Juul Labs, “Statement Regarding White House Announcement,” juul.com, Sep. 11, 2019
Kaiser Health News, “As Deaths Related to Mysterious Vaping-Linked Lung Illness Continue to Climb, Here’s What You Need to Know,” khn.org, Sep. 9, 2019
Shiela Kaplan and Matt Richtel, “The Mysterious Vaping Illness That’s ‘Becoming an Epidemic,'” nytimes.com, Sep. 11, 2019
Angelica LaVito, “Michigan Becomes First State to Ban Sales of Flavored E-Cigarettes,” cnbc.com, Sep. 6, 2019
Laura Ly and Eric Levenson, “New York’s Governor Is Taking Executive Action to Ban the Sale of Flavored E-Cigarettes,” cnn.com, Sep. 15, 2019
Keiko Morris, “In New York, Gov. Cuomo Moves to Ban Flavored E-Cigarettes,” wsj.com, Sep. 15, 2019
Khristina Narizhnaya, Bernadette Hogan and Gabrielle Fonrouge, “NY Vaping Community Fumes over Cuomo’s Proposed Flavored E-cig Ban,” nypost.com, Sep. 17, 2019
Scott Neuman, “New York Set to Join Michigan in Banning Some E-Cigarettes,” npr.org, Sep. 16, 2019
New York Gov. Andrew Cuomo’s Office, “Emergency Ban on Sales of Flavored E-Cigarettes in New York Approved,” jems.com, Sep. 18, 2019
Lisa Rapaport, “Vaping May Aid Smoking Cessation but Also Boost Relapse Risk,” physiciansweekly.com, July 15, 2019

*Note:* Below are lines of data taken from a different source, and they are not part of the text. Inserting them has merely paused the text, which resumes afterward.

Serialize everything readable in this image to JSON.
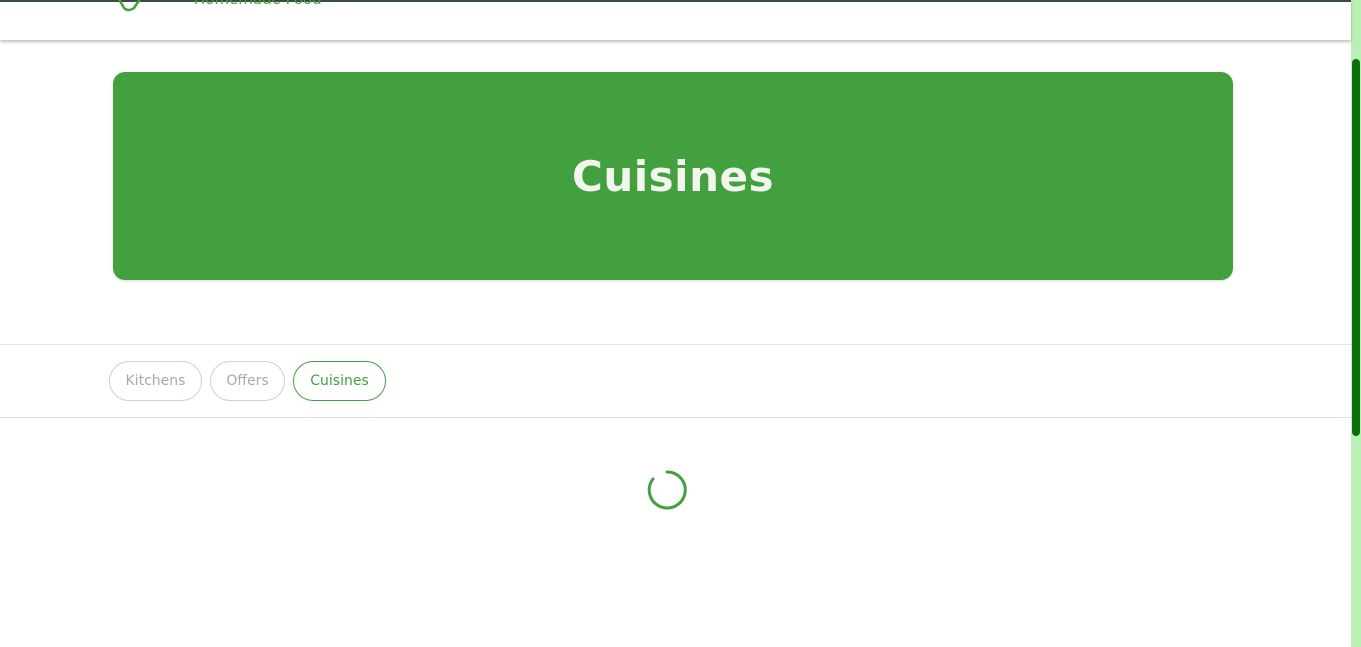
{
  "header": {
    "tagline": "Homemade Food",
    "logo_icon": "bag-leaf-icon"
  },
  "hero": {
    "title": "Cuisines"
  },
  "tabs": [
    {
      "label": "Kitchens",
      "active": false
    },
    {
      "label": "Offers",
      "active": false
    },
    {
      "label": "Cuisines",
      "active": true
    }
  ],
  "loading": {
    "icon": "loading-spinner-icon"
  },
  "colors": {
    "accent": "#43a03f",
    "hero_text": "#f2f6ef",
    "inactive_tab_text": "#a9a9a9",
    "scrollbar_track": "#b9f0b5",
    "scrollbar_thumb": "#0b6e0b"
  }
}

Maegan Vazquez and Betsy Klein, “Trump Administration Moves to Ban Flavored E-Cigarettes,” cnn.com, Sep. 11, 2019